Dempster, who tossed two perfect innings in his spring training debut against the Cardinals on Tuesday, looked fantastic on Sunday. After giving up a leadoff single to Brett Gardner, Dempster rebounded to retire the rest of the batters he faced in three solid innings. What’s most encouraging, though, is that Dempster’s approach seems to coincide with the philosophy that pitching coach Juan Nieves and the rest of the Red Sox’ staff has been preaching.
First-pitch strikes. It seems like a simple concept, yet many pitchers these days fail to execute that always important first pitch of the at-bat, and it’s often the root of a hurler’s struggles. Dempster has been very economical in his first two starts of the spring, and that bodes well for a team that’s looking to restore the fierce mound presence that was once so successful in Boston.
Manager John Farrell has always wanted his pitchers to attack hitters, and Dempster has done just that in his five spring innings with the Sox. The right-hander threw a first-pitch strike to all nine of the hitters he faced on Sunday. He threw 28 pitches, and 25 of them were strikes.

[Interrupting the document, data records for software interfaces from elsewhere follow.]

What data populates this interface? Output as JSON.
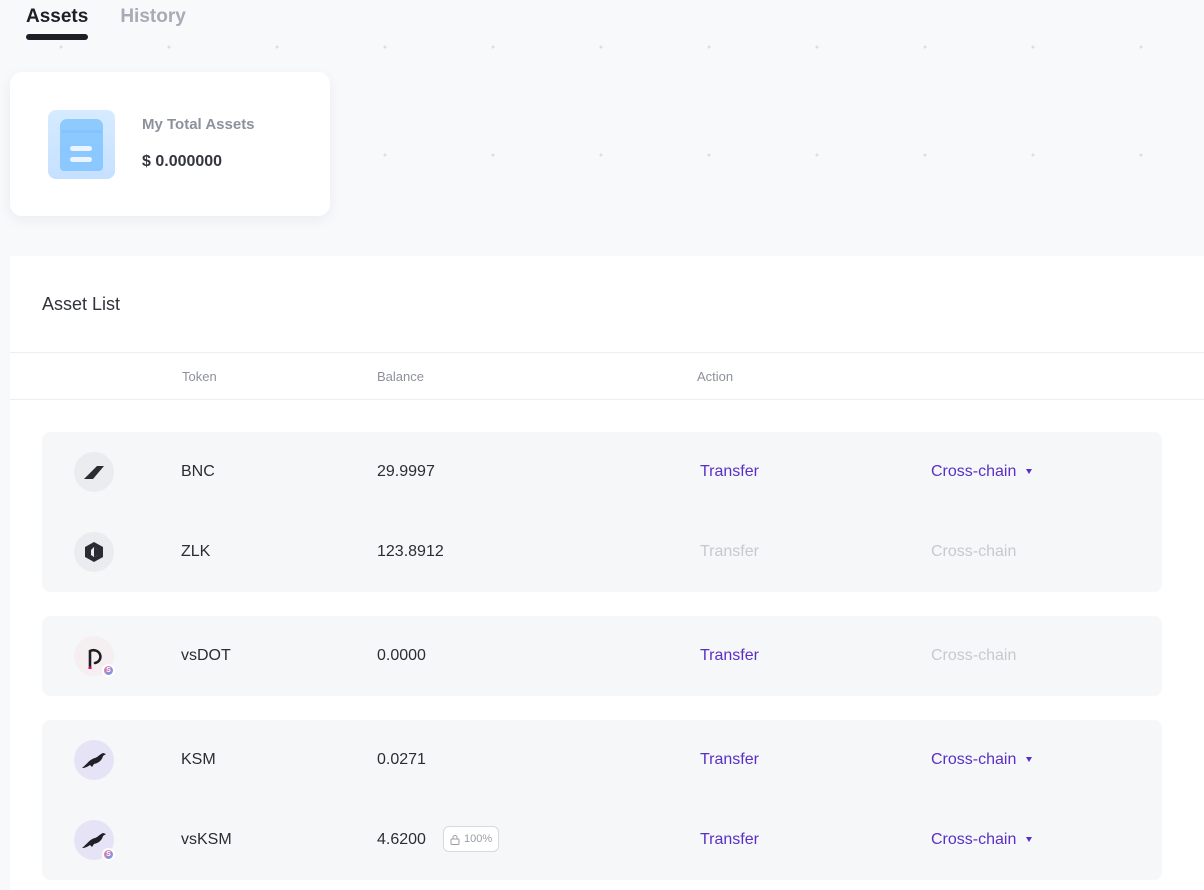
{
  "tabs": [
    {
      "label": "Assets",
      "active": true
    },
    {
      "label": "History",
      "active": false
    }
  ],
  "summary": {
    "label": "My Total Assets",
    "value": "$ 0.000000",
    "icon": "wallet-icon"
  },
  "asset_list": {
    "title": "Asset List",
    "columns": {
      "token": "Token",
      "balance": "Balance",
      "action": "Action"
    },
    "rows": [
      {
        "token": "BNC",
        "balance": "29.9997",
        "transfer": "Transfer",
        "cross_chain": "Cross-chain",
        "icon": "bnc-icon"
      },
      {
        "token": "ZLK",
        "balance": "123.8912",
        "transfer": "Transfer",
        "cross_chain": "Cross-chain",
        "icon": "zlk-icon"
      },
      {
        "token": "vsDOT",
        "balance": "0.0000",
        "transfer": "Transfer",
        "cross_chain": "Cross-chain",
        "icon": "polkadot-icon"
      },
      {
        "token": "KSM",
        "balance": "0.0271",
        "transfer": "Transfer",
        "cross_chain": "Cross-chain",
        "icon": "kusama-icon"
      },
      {
        "token": "vsKSM",
        "balance": "4.6200",
        "lock_percent": "100%",
        "transfer": "Transfer",
        "cross_chain": "Cross-chain",
        "icon": "kusama-icon"
      }
    ]
  },
  "colors": {
    "accent": "#5a2fc8",
    "disabled": "#c7c9cf",
    "background": "#f8f9fb"
  }
}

Now, obviously, you can’t throw every single pitch over the plate or else you’re asking for trouble in the long run. But Dempster has really been locating his pitches and working both sides of the dish, which in turn has kept his pitch count down. Clay Buchholz was lifted from Saturday’s game in the second inning because he had already thrown 40 pitches. That’s one start, but he and the rest of the team could benefit from having a guy like Dempster around going forward.
Last season, Dempster threw a first-pitch strike to 60.8 percent of the batters he faced. It’s not an astronomical stat by any means, but it tied a career high, and it obviously contributed toward some solid results. We may see that number rise in Boston this season, and the hope is that it will enable Dempster to be the workhorse he’s typically been and the workhorse the Red Sox so desperately need.
There was a lot to like about Dempster’s performance on Sunday, and Farrell was among those very impressed with the 35-year-old.
“His command was outstanding, very good location throughout,” Farrell told reporters in Fort Myers. “Threw three pitches for strikes once again. Extremely efficient.”
Efficiency. That word might as well be plastered in the lockers of the team’s entire pitching staff, because efficiency is something the Red Sox lacked last season. The team’s bullpen was taxed early and often because the starters were unable to pull their weight, and it ultimately led to the team’s demise — even more so than Bobby Valentine‘s managing, even though he became the face of the forgettable season.
Not a lot has changed in terms of the arms in Boston’s rotation, but the one added to the mix seems to enhance the unit as a whole.